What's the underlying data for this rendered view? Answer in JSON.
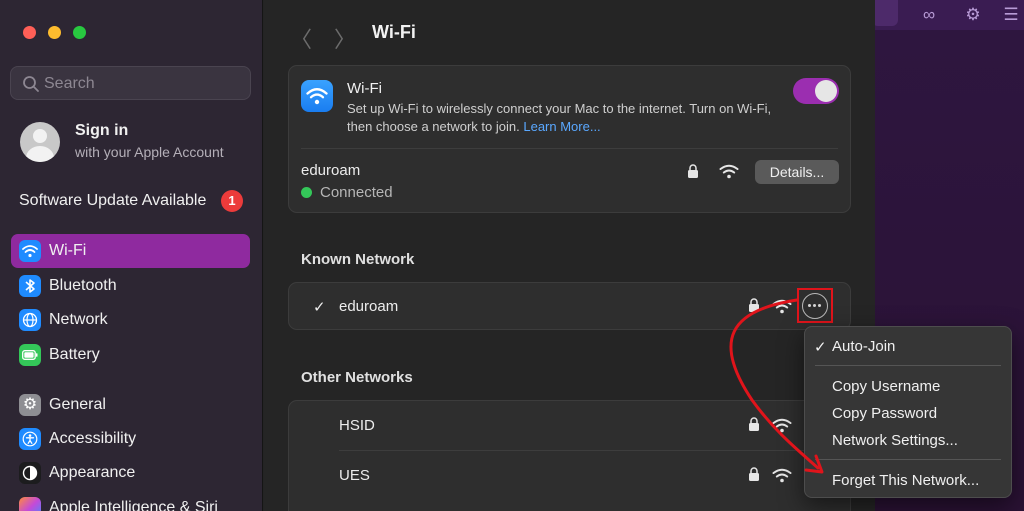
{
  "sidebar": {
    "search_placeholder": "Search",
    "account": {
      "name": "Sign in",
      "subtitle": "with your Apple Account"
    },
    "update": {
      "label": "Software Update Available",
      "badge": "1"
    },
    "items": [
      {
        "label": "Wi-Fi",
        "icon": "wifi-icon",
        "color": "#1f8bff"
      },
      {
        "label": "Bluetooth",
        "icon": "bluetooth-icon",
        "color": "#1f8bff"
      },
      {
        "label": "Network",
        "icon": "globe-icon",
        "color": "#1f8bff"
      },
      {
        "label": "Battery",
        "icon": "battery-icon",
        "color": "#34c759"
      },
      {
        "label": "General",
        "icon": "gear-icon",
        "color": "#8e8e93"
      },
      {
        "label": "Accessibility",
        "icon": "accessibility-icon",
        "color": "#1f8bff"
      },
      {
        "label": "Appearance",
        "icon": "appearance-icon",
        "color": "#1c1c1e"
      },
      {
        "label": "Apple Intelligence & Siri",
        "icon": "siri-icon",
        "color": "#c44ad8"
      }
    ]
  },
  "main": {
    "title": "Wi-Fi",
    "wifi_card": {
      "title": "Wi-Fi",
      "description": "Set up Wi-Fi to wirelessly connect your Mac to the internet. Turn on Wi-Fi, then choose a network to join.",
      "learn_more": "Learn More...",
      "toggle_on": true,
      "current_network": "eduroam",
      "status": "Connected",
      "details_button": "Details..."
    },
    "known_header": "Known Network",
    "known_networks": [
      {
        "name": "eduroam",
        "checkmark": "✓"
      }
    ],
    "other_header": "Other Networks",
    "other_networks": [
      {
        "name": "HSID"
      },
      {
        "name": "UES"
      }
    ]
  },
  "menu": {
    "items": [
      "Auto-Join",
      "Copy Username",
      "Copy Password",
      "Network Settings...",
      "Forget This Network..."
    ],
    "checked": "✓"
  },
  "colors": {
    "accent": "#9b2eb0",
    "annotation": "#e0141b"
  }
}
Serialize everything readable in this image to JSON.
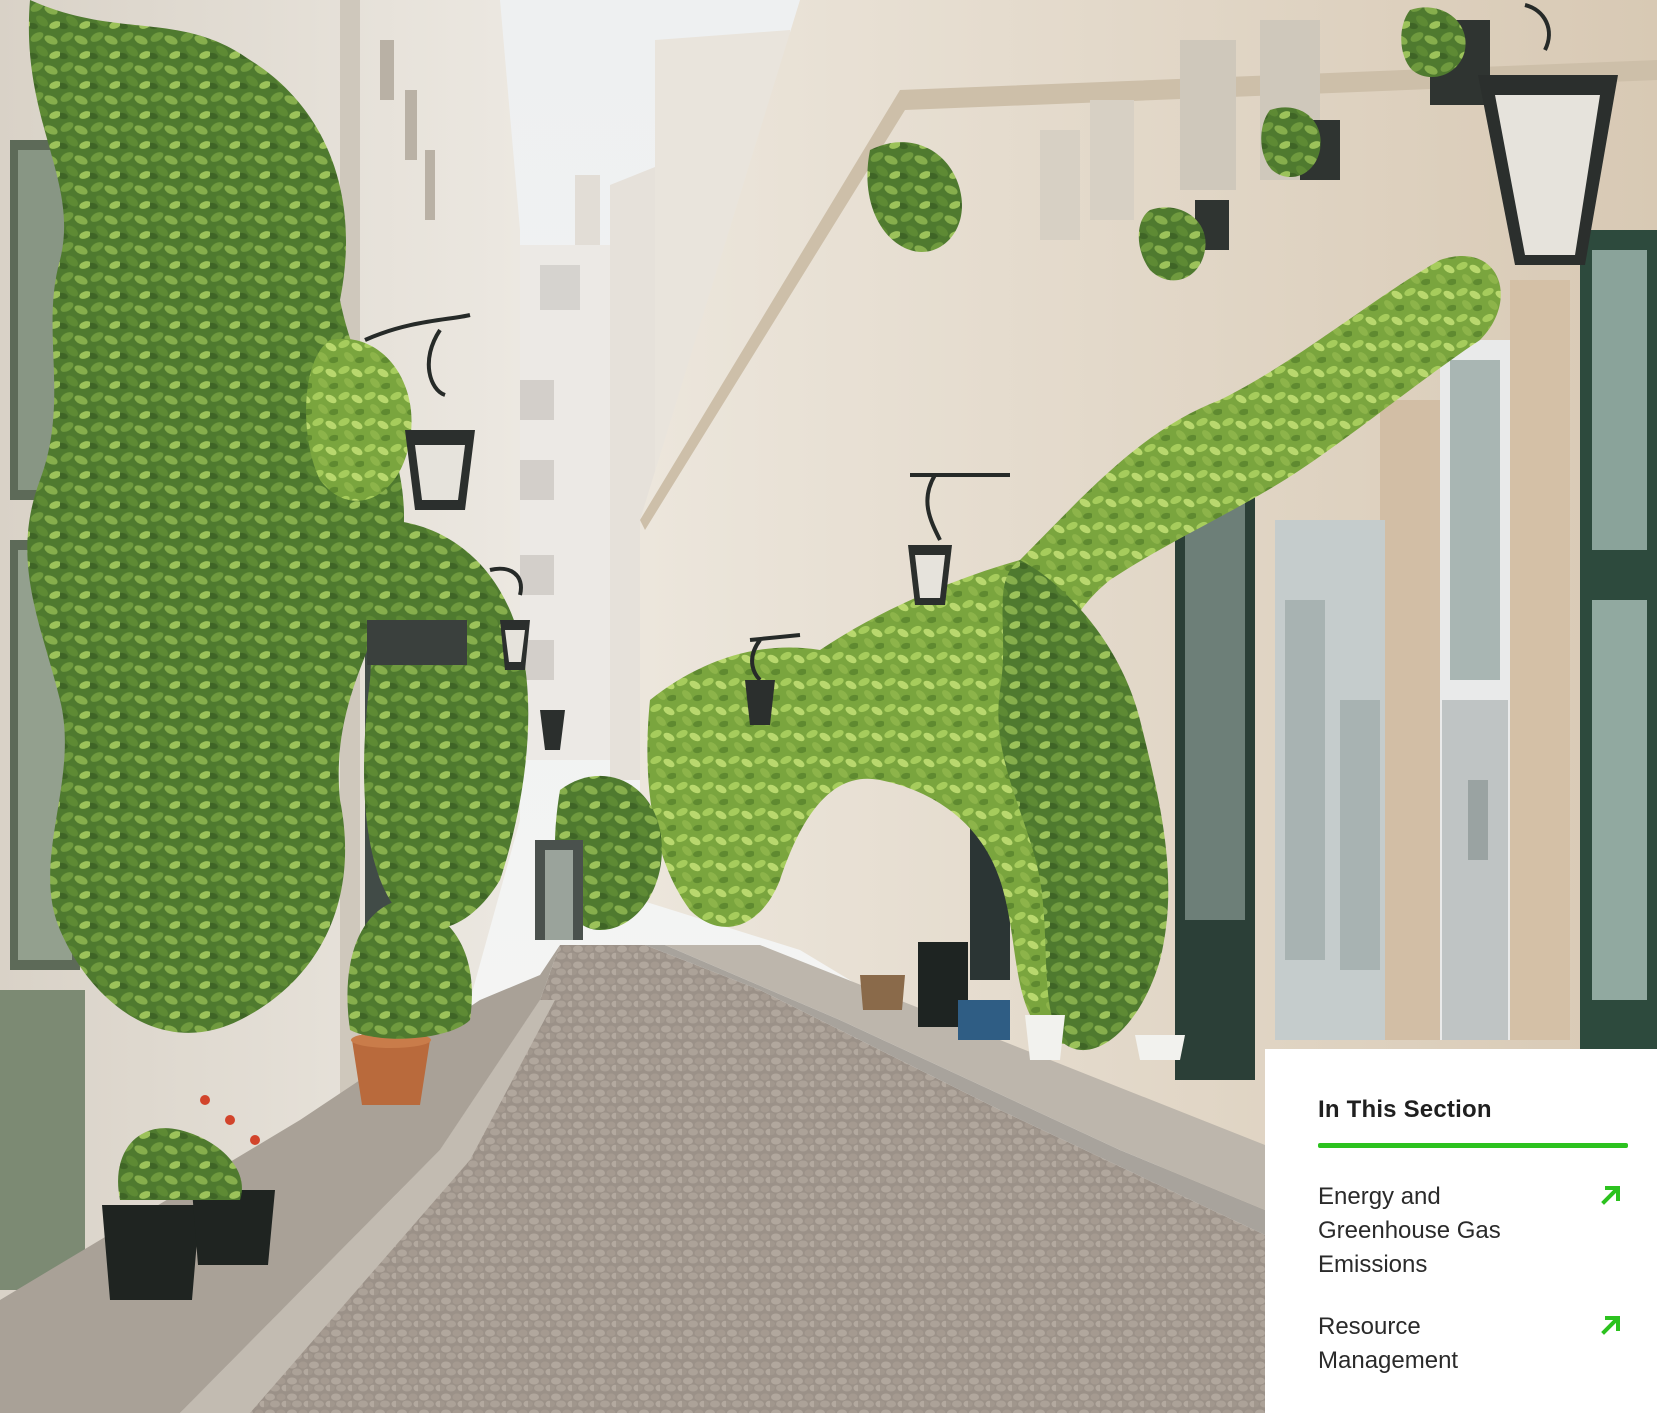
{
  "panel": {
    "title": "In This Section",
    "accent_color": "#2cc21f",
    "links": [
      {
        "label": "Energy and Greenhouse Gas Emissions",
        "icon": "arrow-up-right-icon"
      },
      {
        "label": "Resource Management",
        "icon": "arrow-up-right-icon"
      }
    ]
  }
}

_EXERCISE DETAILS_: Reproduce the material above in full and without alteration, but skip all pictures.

_EXERCISE OUTPUT_:
What's the underlying data for this rendered view? Answer in JSON.
{
  "sidebar": {
    "search_placeholder": "Search",
    "account": {
      "name": "Sign in",
      "subtitle": "with your Apple Account"
    },
    "update": {
      "label": "Software Update Available",
      "badge": "1"
    },
    "items": [
      {
        "label": "Wi-Fi",
        "icon": "wifi-icon",
        "color": "#1f8bff"
      },
      {
        "label": "Bluetooth",
        "icon": "bluetooth-icon",
        "color": "#1f8bff"
      },
      {
        "label": "Network",
        "icon": "globe-icon",
        "color": "#1f8bff"
      },
      {
        "label": "Battery",
        "icon": "battery-icon",
        "color": "#34c759"
      },
      {
        "label": "General",
        "icon": "gear-icon",
        "color": "#8e8e93"
      },
      {
        "label": "Accessibility",
        "icon": "accessibility-icon",
        "color": "#1f8bff"
      },
      {
        "label": "Appearance",
        "icon": "appearance-icon",
        "color": "#1c1c1e"
      },
      {
        "label": "Apple Intelligence & Siri",
        "icon": "siri-icon",
        "color": "#c44ad8"
      }
    ]
  },
  "main": {
    "title": "Wi-Fi",
    "wifi_card": {
      "title": "Wi-Fi",
      "description": "Set up Wi-Fi to wirelessly connect your Mac to the internet. Turn on Wi-Fi, then choose a network to join.",
      "learn_more": "Learn More...",
      "toggle_on": true,
      "current_network": "eduroam",
      "status": "Connected",
      "details_button": "Details..."
    },
    "known_header": "Known Network",
    "known_networks": [
      {
        "name": "eduroam",
        "checkmark": "✓"
      }
    ],
    "other_header": "Other Networks",
    "other_networks": [
      {
        "name": "HSID"
      },
      {
        "name": "UES"
      }
    ]
  },
  "menu": {
    "items": [
      "Auto-Join",
      "Copy Username",
      "Copy Password",
      "Network Settings...",
      "Forget This Network..."
    ],
    "checked": "✓"
  },
  "colors": {
    "accent": "#9b2eb0",
    "annotation": "#e0141b"
  }
}
Serialize everything readable in this image to JSON.
{
  "panel": {
    "title": "In This Section",
    "accent_color": "#2cc21f",
    "links": [
      {
        "label": "Energy and Greenhouse Gas Emissions",
        "icon": "arrow-up-right-icon"
      },
      {
        "label": "Resource Management",
        "icon": "arrow-up-right-icon"
      }
    ]
  }
}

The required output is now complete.